However, the prisoners who are released must leave their families and communities in Cuba, and go immediately into exile. That unfortunately indicates the government is not changing so much as to recognise and respect basic human and political freedoms.
Kamna: What is the overall state of human rights in Cuba?
Liz: In a country in which you could be charged with terrorism and sent to prison for 10 years because you were trying to flee the country -- the state of human rights is poor. In a country where an internationally acclaimed reporter is beaten severely by government thugs for writing her opinions -- the state of human rights is poor.
Kamna: Will the return of Fidel Castro help Cuba in boosting its declining fortunes?
Liz: I see Fidel Castro`s re-emergence on the public stage not so much as his "return”, but as his way of placing himself as Cuba`s international statesman and wise man, so to speak.
But, yes, as I have said earlier -- this is part of an overall effort to boost Cuba`s declining fortunes, and for Castro to protect and redeem his historical legacy. I don`t know if it will be successful, however.
Kamna: How do you rate the reign of Raul Castro?
Liz: There was a lot of hope and anticipation that Raul Castro would chip away at the controlling Cuban state, with business and economic reforms and social reforms. These changes are slow in coming and slight when they do happen. Raul Castro, however, does have to contend with the hardline Communist faction in the Cuban government -- which does not want any change.
Kamna: How will Cuba look like after the Castro era? Will there be any change in Washington-Havana ties?
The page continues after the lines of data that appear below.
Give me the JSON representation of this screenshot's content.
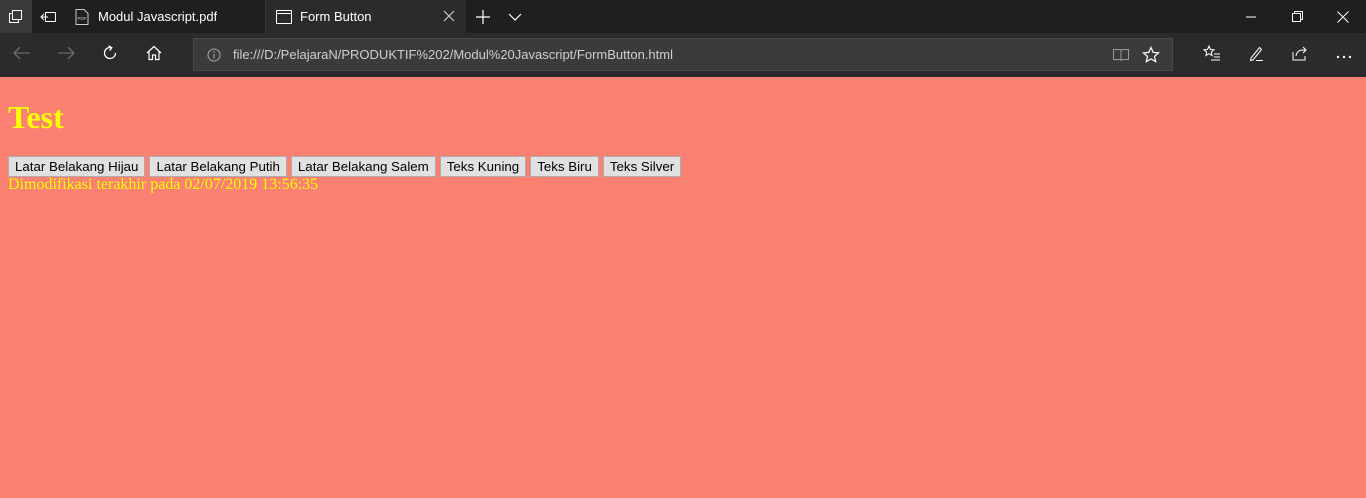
{
  "browser": {
    "tabs": [
      {
        "label": "Modul Javascript.pdf",
        "icon": "pdf-icon",
        "active": false
      },
      {
        "label": "Form Button",
        "icon": "page-icon",
        "active": true
      }
    ],
    "address": {
      "url": "file:///D:/PelajaraN/PRODUKTIF%202/Modul%20Javascript/FormButton.html"
    }
  },
  "page": {
    "heading": "Test",
    "buttons": {
      "bg_green": "Latar Belakang Hijau",
      "bg_white": "Latar Belakang Putih",
      "bg_salmon": "Latar Belakang Salem",
      "text_yellow": "Teks Kuning",
      "text_blue": "Teks Biru",
      "text_silver": "Teks Silver"
    },
    "modified_text": "Dimodifikasi terakhir pada 02/07/2019 13:56:35"
  },
  "colors": {
    "page_background": "#fa8072",
    "page_text": "#ffff00",
    "chrome_dark": "#1f1f1f",
    "chrome_mid": "#2b2b2b"
  }
}
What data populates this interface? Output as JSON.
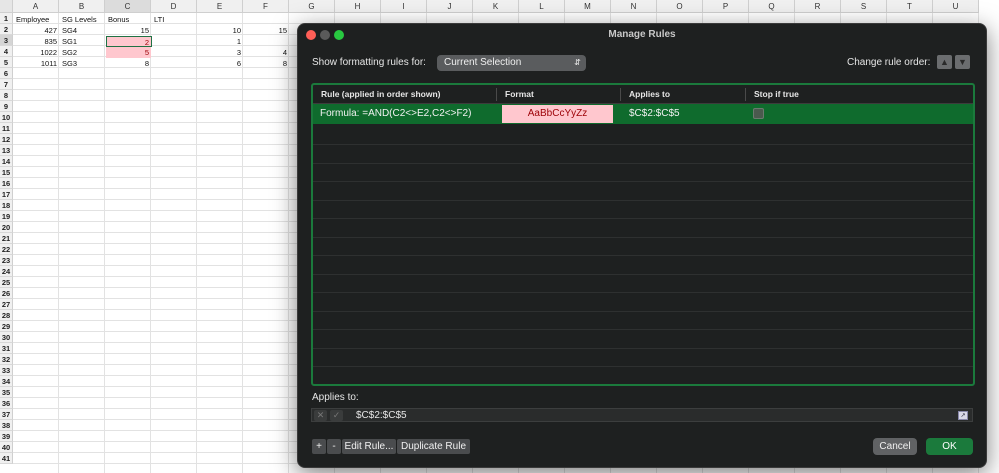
{
  "sheet": {
    "columns": [
      "A",
      "B",
      "C",
      "D",
      "E",
      "F",
      "G",
      "H",
      "I",
      "J",
      "K",
      "L",
      "M",
      "N",
      "O",
      "P",
      "Q",
      "R",
      "S",
      "T",
      "U"
    ],
    "rows": [
      "1",
      "2",
      "3",
      "4",
      "5",
      "6",
      "7",
      "8",
      "9",
      "10",
      "11",
      "12",
      "13",
      "14",
      "15",
      "16",
      "17",
      "18",
      "19",
      "20",
      "21",
      "22",
      "23",
      "24",
      "25",
      "26",
      "27",
      "28",
      "29",
      "30",
      "31",
      "32",
      "33",
      "34",
      "35",
      "36",
      "37",
      "38",
      "39",
      "40",
      "41"
    ],
    "headers": {
      "a": "Employee",
      "b": "SG Levels",
      "c": "Bonus",
      "d": "LTI"
    },
    "data": [
      {
        "a": "427",
        "b": "SG4",
        "c": "15",
        "e": "10",
        "f": "15"
      },
      {
        "a": "835",
        "b": "SG1",
        "c": "2",
        "e": "1",
        "f": ""
      },
      {
        "a": "1022",
        "b": "SG2",
        "c": "5",
        "e": "3",
        "f": "4"
      },
      {
        "a": "1011",
        "b": "SG3",
        "c": "8",
        "e": "6",
        "f": "8"
      }
    ],
    "highlight_color": "#ffc7ce",
    "highlight_text_color": "#9c0006"
  },
  "dialog": {
    "title": "Manage Rules",
    "show_rules_label": "Show formatting rules for:",
    "scope_value": "Current Selection",
    "change_order_label": "Change rule order:",
    "columns": {
      "rule": "Rule (applied in order shown)",
      "format": "Format",
      "applies_to": "Applies to",
      "stop_if_true": "Stop if true"
    },
    "rules": [
      {
        "rule": "Formula: =AND(C2<>E2,C2<>F2)",
        "format_preview": "AaBbCcYyZz",
        "applies_to": "$C$2:$C$5",
        "stop_if_true": false
      }
    ],
    "applies_to_label": "Applies to:",
    "applies_to_value": "$C$2:$C$5",
    "buttons": {
      "add": "+",
      "remove": "-",
      "edit": "Edit Rule...",
      "duplicate": "Duplicate Rule",
      "cancel": "Cancel",
      "ok": "OK"
    },
    "accent_color": "#1b7a3c"
  }
}
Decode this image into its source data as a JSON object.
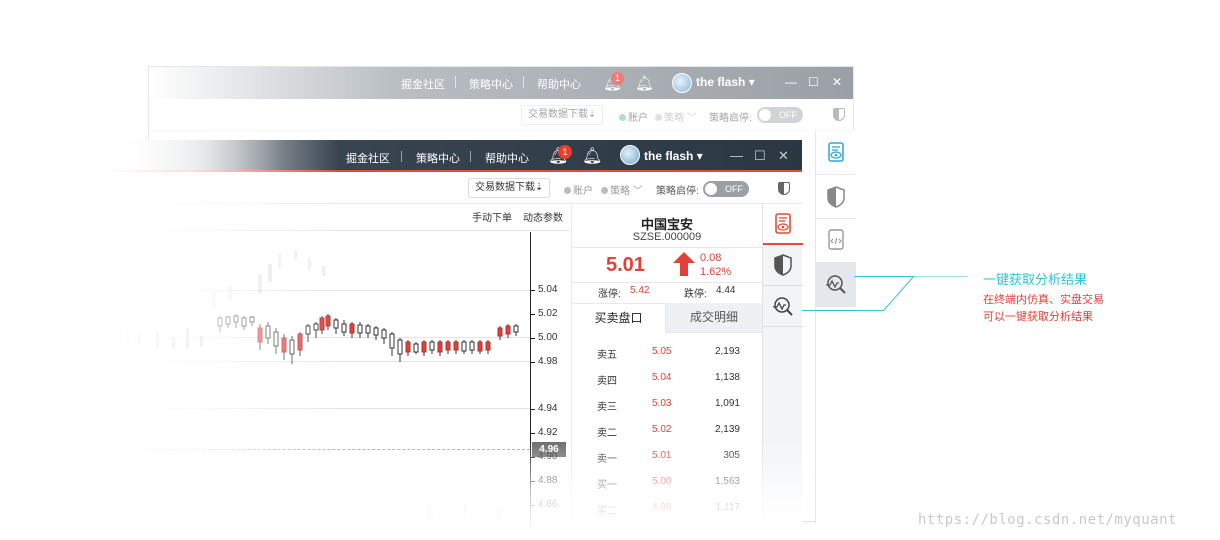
{
  "nav": {
    "community": "掘金社区",
    "strategy_center": "策略中心",
    "help_center": "帮助中心",
    "notification_count": "1",
    "username": "the flash",
    "user_caret": "▾"
  },
  "toolbar": {
    "download_button": "交易数据下载",
    "download_icon": "⇣",
    "account_label": "账户",
    "strategy_label": "策略",
    "strategy_caret": "﹀",
    "strategy_start_label": "策略启停:",
    "toggle_state": "OFF"
  },
  "chart": {
    "tabs": [
      "手动下单",
      "动态参数"
    ],
    "price_ticks": [
      "5.04",
      "5.02",
      "5.00",
      "4.98",
      "4.94",
      "4.92",
      "4.90",
      "4.88",
      "4.86"
    ],
    "current_price": "4.96"
  },
  "quote": {
    "name": "中国宝安",
    "code": "SZSE.000009",
    "last_price": "5.01",
    "change": "0.08",
    "change_pct": "1.62%",
    "limit_up_label": "涨停:",
    "limit_up_value": "5.42",
    "limit_down_label": "跌停:",
    "limit_down_value": "4.44",
    "tab_orderbook": "买卖盘口",
    "tab_trades": "成交明细",
    "orderbook": [
      {
        "name": "卖五",
        "price": "5.05",
        "volume": "2,193"
      },
      {
        "name": "卖四",
        "price": "5.04",
        "volume": "1,138"
      },
      {
        "name": "卖三",
        "price": "5.03",
        "volume": "1,091"
      },
      {
        "name": "卖二",
        "price": "5.02",
        "volume": "2,139"
      },
      {
        "name": "卖一",
        "price": "5.01",
        "volume": "305"
      },
      {
        "name": "买一",
        "price": "5.00",
        "volume": "1,563"
      },
      {
        "name": "买二",
        "price": "4.99",
        "volume": "1,117"
      }
    ]
  },
  "annotation": {
    "title": "一键获取分析结果",
    "line1": "在终端内仿真、实盘交易",
    "line2": "可以一键获取分析结果"
  },
  "watermark": "https://blog.csdn.net/myquant",
  "colors": {
    "accent_red": "#e24c3a",
    "price_up": "#e2413a",
    "callout_cyan": "#2fc4d6",
    "titlebar_dark": "#2b3743"
  },
  "icons": {
    "notification": "bell-icon",
    "avatar": "avatar-icon",
    "analysis": "magnifier-chart-icon",
    "risk": "shield-icon",
    "report": "document-eye-icon",
    "code": "document-code-icon"
  }
}
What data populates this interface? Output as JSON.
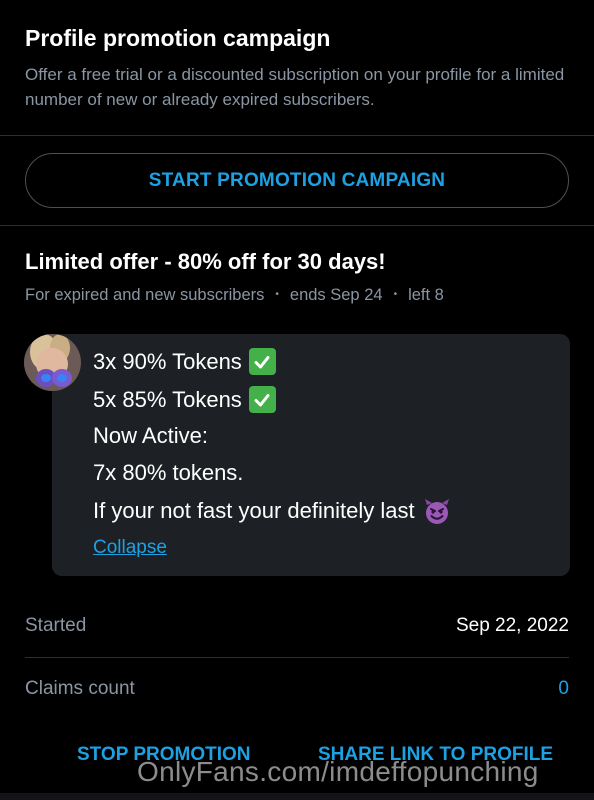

Liz: It`s hard to say. What happens over the next six months -- as far as economic reforms, financial health and its role in the world -- will be critical. But, Castro is a beloved leader in Cuba; Cubans are very proud of their government. I don`t anticipate any immediate change on the island when Fidel and Raul Castro are no longer in control. There could be some changes between the US and Cuba in the coming years, especially if there is a change in leadership in Havana.